_Exercise description_: Look for the word "personas" in the entries below, then copy every line that has it.
*** Opening of Input data ***
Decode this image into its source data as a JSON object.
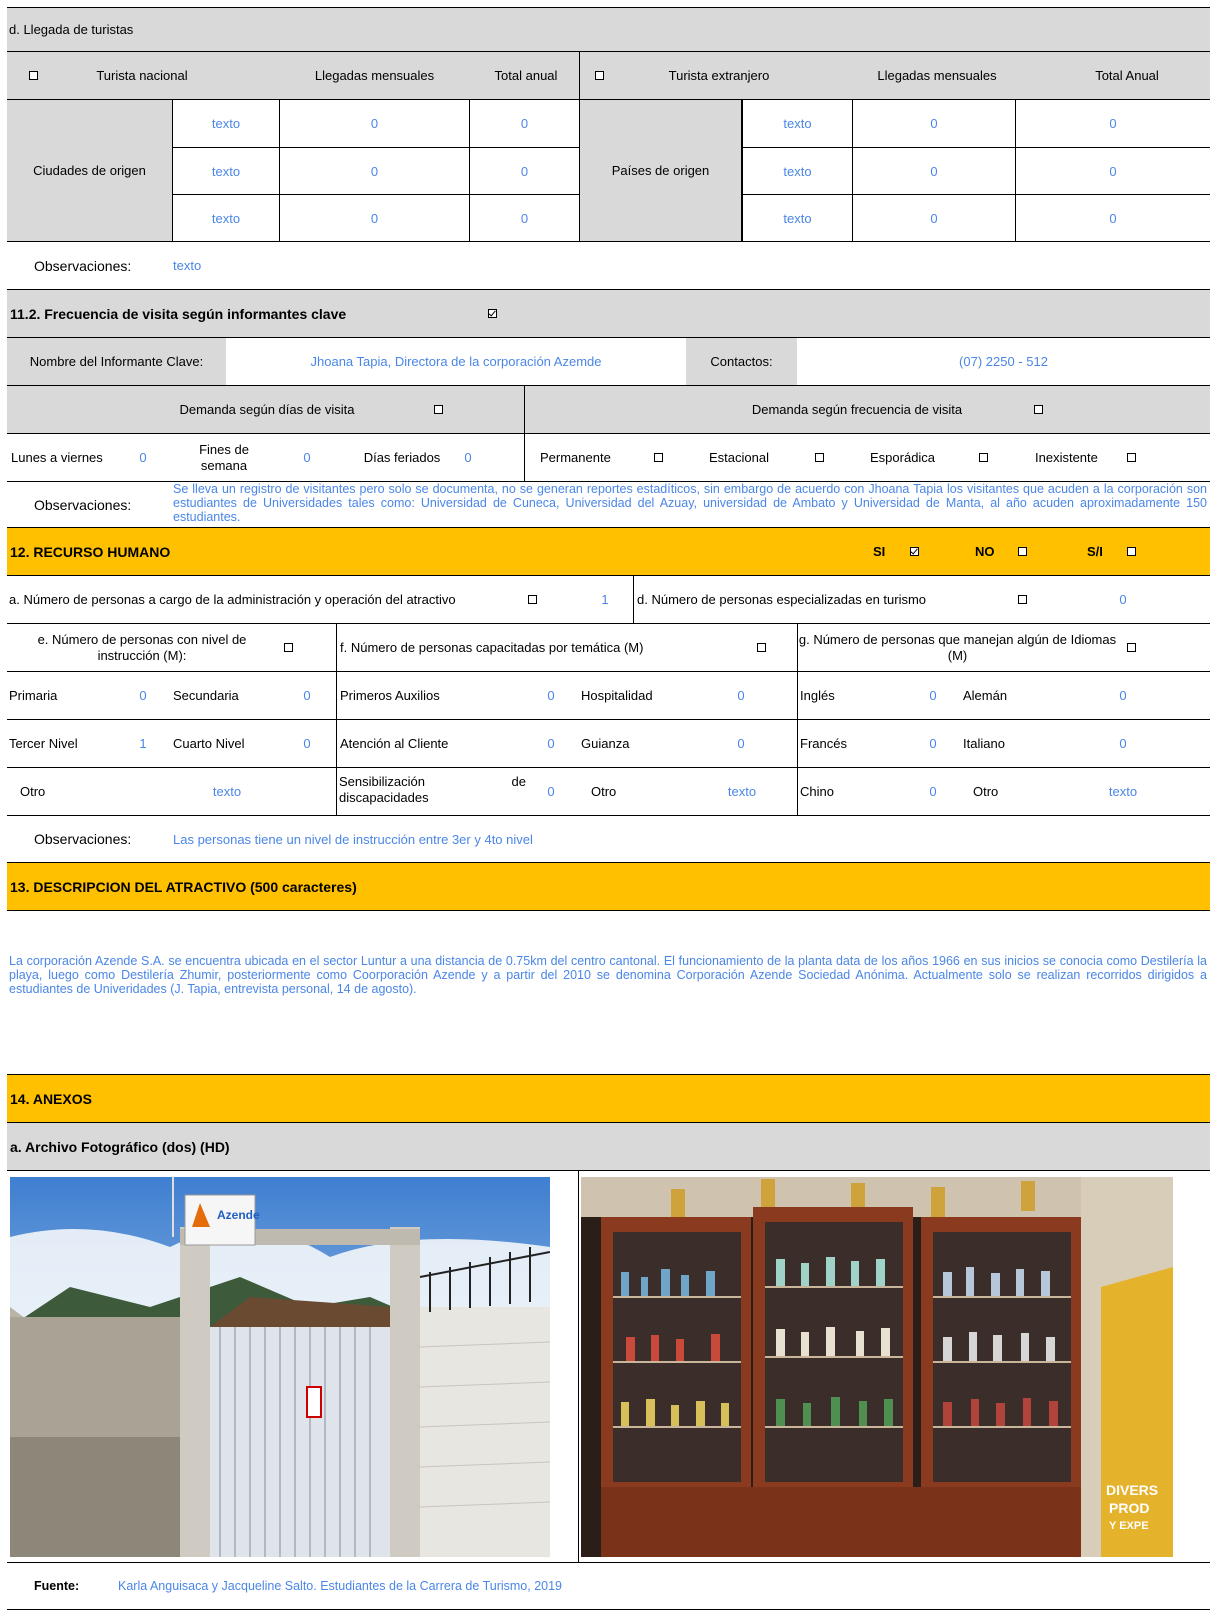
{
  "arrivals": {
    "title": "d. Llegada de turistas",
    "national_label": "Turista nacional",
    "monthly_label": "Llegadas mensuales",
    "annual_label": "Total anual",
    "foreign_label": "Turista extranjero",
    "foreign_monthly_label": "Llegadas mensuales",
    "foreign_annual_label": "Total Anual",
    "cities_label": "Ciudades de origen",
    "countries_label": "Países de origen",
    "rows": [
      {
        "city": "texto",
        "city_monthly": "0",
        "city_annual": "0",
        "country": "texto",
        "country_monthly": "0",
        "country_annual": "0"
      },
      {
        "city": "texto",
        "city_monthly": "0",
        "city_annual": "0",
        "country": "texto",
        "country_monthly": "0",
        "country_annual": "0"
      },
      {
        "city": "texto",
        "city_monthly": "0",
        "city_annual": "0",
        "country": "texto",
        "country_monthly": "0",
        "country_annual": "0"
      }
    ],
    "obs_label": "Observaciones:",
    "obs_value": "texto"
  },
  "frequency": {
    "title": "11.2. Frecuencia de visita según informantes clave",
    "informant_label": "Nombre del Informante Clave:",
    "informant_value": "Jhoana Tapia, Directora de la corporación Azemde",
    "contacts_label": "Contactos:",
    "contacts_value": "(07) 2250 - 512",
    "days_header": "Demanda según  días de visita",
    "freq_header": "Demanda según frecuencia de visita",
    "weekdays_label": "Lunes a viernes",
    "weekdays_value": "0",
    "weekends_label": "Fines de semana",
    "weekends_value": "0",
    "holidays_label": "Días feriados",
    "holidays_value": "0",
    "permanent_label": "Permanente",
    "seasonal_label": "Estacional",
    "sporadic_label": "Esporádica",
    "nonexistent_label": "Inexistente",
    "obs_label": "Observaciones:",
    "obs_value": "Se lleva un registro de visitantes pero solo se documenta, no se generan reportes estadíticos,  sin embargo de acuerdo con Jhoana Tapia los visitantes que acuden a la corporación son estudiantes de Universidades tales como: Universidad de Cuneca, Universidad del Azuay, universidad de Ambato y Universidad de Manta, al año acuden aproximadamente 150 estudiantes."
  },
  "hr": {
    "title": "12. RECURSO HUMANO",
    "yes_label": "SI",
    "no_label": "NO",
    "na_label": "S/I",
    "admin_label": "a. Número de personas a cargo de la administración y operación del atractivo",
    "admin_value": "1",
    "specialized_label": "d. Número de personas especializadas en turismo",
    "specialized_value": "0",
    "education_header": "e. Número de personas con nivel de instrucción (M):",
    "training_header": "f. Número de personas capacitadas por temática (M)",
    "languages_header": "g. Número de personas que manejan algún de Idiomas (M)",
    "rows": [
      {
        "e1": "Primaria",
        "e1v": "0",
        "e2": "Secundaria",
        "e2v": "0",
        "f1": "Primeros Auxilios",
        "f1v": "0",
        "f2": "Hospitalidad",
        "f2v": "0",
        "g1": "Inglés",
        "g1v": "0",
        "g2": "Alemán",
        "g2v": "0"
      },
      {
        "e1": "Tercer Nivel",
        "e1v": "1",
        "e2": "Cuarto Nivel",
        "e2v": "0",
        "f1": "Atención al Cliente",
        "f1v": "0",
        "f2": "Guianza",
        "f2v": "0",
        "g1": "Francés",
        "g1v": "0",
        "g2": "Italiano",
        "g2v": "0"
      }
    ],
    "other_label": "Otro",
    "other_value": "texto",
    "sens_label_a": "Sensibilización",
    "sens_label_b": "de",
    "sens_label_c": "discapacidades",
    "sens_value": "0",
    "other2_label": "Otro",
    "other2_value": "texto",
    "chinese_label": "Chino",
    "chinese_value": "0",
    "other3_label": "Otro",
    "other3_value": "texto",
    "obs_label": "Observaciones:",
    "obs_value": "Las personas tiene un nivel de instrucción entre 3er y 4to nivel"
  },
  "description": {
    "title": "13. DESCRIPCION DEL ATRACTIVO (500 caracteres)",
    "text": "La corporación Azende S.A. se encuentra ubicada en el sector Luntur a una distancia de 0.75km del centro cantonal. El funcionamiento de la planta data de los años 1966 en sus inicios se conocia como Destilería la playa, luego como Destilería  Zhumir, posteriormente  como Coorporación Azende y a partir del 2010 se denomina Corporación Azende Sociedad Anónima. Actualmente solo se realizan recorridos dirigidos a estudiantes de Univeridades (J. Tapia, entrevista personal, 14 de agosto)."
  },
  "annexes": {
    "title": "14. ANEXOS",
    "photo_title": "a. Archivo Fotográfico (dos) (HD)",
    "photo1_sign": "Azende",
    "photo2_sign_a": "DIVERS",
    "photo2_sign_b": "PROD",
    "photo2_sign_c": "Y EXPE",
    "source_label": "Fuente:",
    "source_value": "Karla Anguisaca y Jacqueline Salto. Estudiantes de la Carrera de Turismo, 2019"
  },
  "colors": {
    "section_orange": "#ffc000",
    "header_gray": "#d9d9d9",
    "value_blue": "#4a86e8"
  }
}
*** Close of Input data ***
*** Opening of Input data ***
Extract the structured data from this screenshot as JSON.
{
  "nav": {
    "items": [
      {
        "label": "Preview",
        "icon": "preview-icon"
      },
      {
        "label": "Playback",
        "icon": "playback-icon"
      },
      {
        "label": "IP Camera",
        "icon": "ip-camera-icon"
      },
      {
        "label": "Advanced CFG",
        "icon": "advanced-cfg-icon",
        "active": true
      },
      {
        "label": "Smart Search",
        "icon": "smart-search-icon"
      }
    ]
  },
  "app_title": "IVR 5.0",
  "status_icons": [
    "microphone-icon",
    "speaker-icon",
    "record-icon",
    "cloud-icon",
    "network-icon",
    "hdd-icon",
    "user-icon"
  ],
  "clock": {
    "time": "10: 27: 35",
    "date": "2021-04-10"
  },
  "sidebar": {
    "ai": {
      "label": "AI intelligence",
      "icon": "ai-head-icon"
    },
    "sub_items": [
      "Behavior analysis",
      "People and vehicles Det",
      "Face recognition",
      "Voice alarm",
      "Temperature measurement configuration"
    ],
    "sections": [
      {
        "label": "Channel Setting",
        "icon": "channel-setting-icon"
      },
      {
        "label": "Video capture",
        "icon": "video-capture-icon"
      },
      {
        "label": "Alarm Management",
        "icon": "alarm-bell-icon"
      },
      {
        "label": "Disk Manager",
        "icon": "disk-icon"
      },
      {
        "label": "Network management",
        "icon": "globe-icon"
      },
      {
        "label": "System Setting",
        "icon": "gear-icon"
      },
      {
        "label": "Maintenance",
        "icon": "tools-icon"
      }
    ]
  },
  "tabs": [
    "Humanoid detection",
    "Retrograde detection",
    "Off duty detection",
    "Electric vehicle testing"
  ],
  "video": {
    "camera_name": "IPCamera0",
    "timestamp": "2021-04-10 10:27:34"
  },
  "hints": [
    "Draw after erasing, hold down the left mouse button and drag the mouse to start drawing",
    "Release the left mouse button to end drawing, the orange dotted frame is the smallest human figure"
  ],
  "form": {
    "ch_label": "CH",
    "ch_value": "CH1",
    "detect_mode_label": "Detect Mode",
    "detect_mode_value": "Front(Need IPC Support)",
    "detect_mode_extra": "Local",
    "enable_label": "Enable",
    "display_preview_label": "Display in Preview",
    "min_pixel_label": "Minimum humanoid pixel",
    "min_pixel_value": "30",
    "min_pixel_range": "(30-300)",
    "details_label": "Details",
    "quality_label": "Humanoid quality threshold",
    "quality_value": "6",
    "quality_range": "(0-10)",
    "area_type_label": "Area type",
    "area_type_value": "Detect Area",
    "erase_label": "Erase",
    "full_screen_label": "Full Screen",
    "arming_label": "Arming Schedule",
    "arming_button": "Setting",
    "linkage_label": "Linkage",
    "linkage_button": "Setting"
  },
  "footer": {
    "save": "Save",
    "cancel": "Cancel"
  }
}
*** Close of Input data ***
_Task solution_:
    "admin_label": "a. Número de personas a cargo de la administración y operación del atractivo",
    "specialized_label": "d. Número de personas especializadas en turismo",
    "education_header": "e. Número de personas con nivel de instrucción (M):",
    "training_header": "f. Número de personas capacitadas por temática (M)",
    "languages_header": "g. Número de personas que manejan algún de Idiomas (M)",
    "obs_value": "Las personas tiene un nivel de instrucción entre 3er y 4to nivel"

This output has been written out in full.